5 Ways Cheats Steal Credit Card Information
Fraudsters only need a few minutes to get hold of your credit card information. The ways that deceivers users do not have to be complicated. Many are easier than you think.
Here’s how the police tip about the first step to protect yourself from fraud:
According to the police, there are several ways for you as a card holder to avoid being affected by card fraud. Regarding the new type of possible skimming vis-à-vis the contactless bank cards, there are products to buy. The products are usually designed as a wallet or card holder and consist of some type of metal. The metal protects your card against any signals sent to read your card. There are also other types of protection such as “protection card” – a card that you place next to your bank card in your wallet and that is used to disrupt any skimming equipment.
Here are the 5 most common tricks fraudsters use when stealing your credit or debit card information.
1. The restaurant trick
Here’s how it works: A waitress brings your credit card and pulls it into the restaurant’s credit card terminal. Then she pulls out a skimmer, a unit no larger than an ice cube, and pulls your card through it.
So while you were good at scraping the last of the chocolate frosting off your plate, your credit card information was stolen. And you could remember afterwards how the waitress returned your card with a smile.
2. Cheated and distracted
Here’s how it works: Rina, Sunny and Gord go into a toy store. Rina and Sunny walk around among the shelves, while Gord stands in the checkout queue. When Gord reaches the cashier, Sunny runs towards the cashier and shouts that his wife has fainted.

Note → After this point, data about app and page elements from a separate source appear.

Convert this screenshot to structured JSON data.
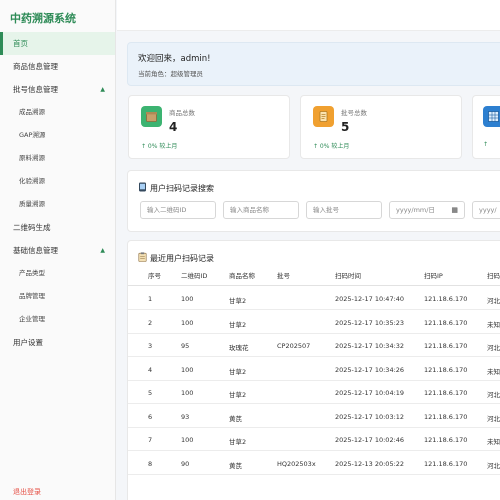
{
  "app_title": "中药溯源系统",
  "sidebar": {
    "items": [
      {
        "label": "首页"
      },
      {
        "label": "商品信息管理"
      },
      {
        "label": "批号信息管理"
      },
      {
        "label": "成品溯源"
      },
      {
        "label": "GAP溯源"
      },
      {
        "label": "原料溯源"
      },
      {
        "label": "化验溯源"
      },
      {
        "label": "质量溯源"
      },
      {
        "label": "二维码生成"
      },
      {
        "label": "基础信息管理"
      },
      {
        "label": "产品类型"
      },
      {
        "label": "品牌管理"
      },
      {
        "label": "企业管理"
      },
      {
        "label": "用户设置"
      }
    ],
    "logout": "退出登录"
  },
  "welcome": {
    "title": "欢迎回来，admin!",
    "role": "当前角色：超级管理员"
  },
  "stats": [
    {
      "label": "商品总数",
      "value": "4",
      "trend": "↑ 0% 较上月"
    },
    {
      "label": "批号总数",
      "value": "5",
      "trend": "↑ 0% 较上月"
    }
  ],
  "search": {
    "title": "用户扫码记录搜索",
    "qr_placeholder": "输入二维码ID",
    "name_placeholder": "输入商品名称",
    "batch_placeholder": "输入批号",
    "date_placeholder": "yyyy/mm/日",
    "date2_placeholder": "yyyy/"
  },
  "records": {
    "title": "最近用户扫码记录",
    "columns": [
      "序号",
      "二维码ID",
      "商品名称",
      "批号",
      "扫码时间",
      "扫码IP",
      "扫码"
    ],
    "rows": [
      [
        "1",
        "100",
        "甘草2",
        "",
        "2025-12-17 10:47:40",
        "121.18.6.170",
        "河北"
      ],
      [
        "2",
        "100",
        "甘草2",
        "",
        "2025-12-17 10:35:23",
        "121.18.6.170",
        "未知"
      ],
      [
        "3",
        "95",
        "玫瑰花",
        "CP202507",
        "2025-12-17 10:34:32",
        "121.18.6.170",
        "河北"
      ],
      [
        "4",
        "100",
        "甘草2",
        "",
        "2025-12-17 10:34:26",
        "121.18.6.170",
        "未知"
      ],
      [
        "5",
        "100",
        "甘草2",
        "",
        "2025-12-17 10:04:19",
        "121.18.6.170",
        "河北"
      ],
      [
        "6",
        "93",
        "黄芪",
        "",
        "2025-12-17 10:03:12",
        "121.18.6.170",
        "河北"
      ],
      [
        "7",
        "100",
        "甘草2",
        "",
        "2025-12-17 10:02:46",
        "121.18.6.170",
        "未知"
      ],
      [
        "8",
        "90",
        "黄芪",
        "HQ202503x",
        "2025-12-13 20:05:22",
        "121.18.6.170",
        "河北"
      ]
    ]
  },
  "colors": {
    "brand": "#2e8b57",
    "logout": "#e54d42",
    "welcome_bg": "#eaf2fa"
  }
}
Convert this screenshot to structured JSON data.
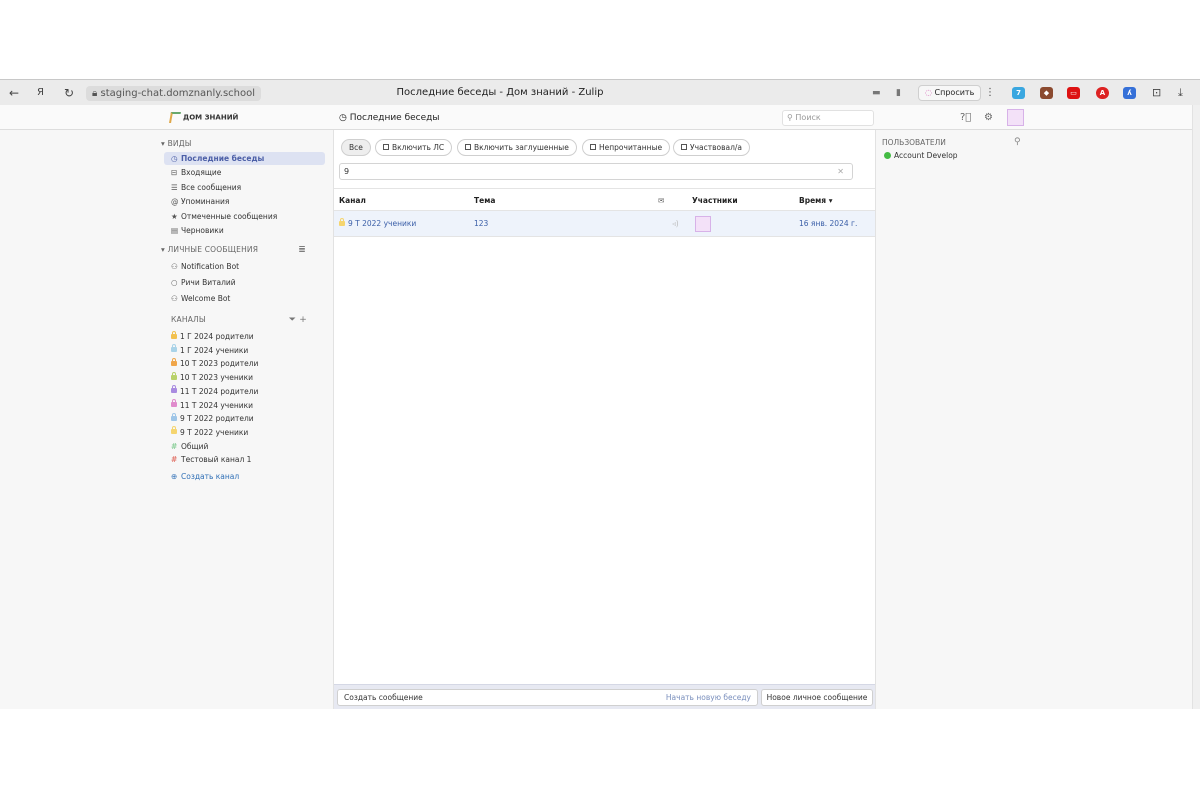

While Rina and Sunny distract the cashier, Gord replaces the card reader at the cashier with his own modified card reader.
The cashier then unknowingly collects credit card data using the modified card reader. At a later date, the trio returns, takes back their own card reader and replaces the old card reader.
This trio will definitely visit other shops and restaurants. Sometimes fraudsters work in pairs or alone.
Did you know that…
Skimming means that fraudsters copy information found on the magnetic strip on a debit, credit or bank card. With that information, they create a new card which they then use to pay in your name. The code is captured by hidden cameras in close proximity to the payment terminal or ATM.
Skimming can be done in all places where you can use cards and where it is possible to read the magnetic strip on the card. Therefore, it is important that you hide your code by holding your hand over the keypad. Where only the chip is used, that is, where half the card is inserted into a payment terminal, skimming cannot be carried out because the magnetic track cannot be read. Most terminals in Europe are currently chip-based, but even the rest of the world is about to switch to such terminals. However, it is not as fast everywhere.
3. The petrol scam
Here’s how it works: The fraudster parks his car on a drive along the highway. It is late and no one is there except a tired person behind the checkout. The scammer attaches a skimmer to the card reader next to the pump, which sends a Bluetooth signal to a nearby laptop.
The fraudster then pays for his gasoline and then starts using his laptop to collect data from the modified pump from a nearby location.
The fraudster installs skimmers on ATMs, ATMs, ATMs and all other places where there are unmanned card readers.
4. The master of the malicious programs
Here’s how it works: Harry installs malicious software, a type of software that damages or infiltrates a computer or network, on a very common site that happens to have a low level of security. The malicious software installs on your computer when you visit the site, giving Harry access to the information on your credit card.
In another scenario, Harry installs malicious software on publicly available computers and collects the information you share with such computers.
Philipp uses malicious software to access your laptop or tablet. He sends e-mails with attachments that promise dancing cats or any other lure.
When users open the attachment, malicious software is downloaded to the computer and makes sensitive information accessible.
Philipp also sends emails from a well-known sender with a link to an infected website that installs malicious software on your computer. Once the software is installed, Philipp can access the information to your credit card.
5. Discounted data
Here’s how it works: If your credit card falls into the hands of a criminal, the risk is that the information will be resold.
The person who purchases the information confirms it and then resells it to someone who creates a fake credit card with your information. The manufacturer of the card then sells it to other criminals who buy goods such as stereos or scuffles just like ordinary consumers.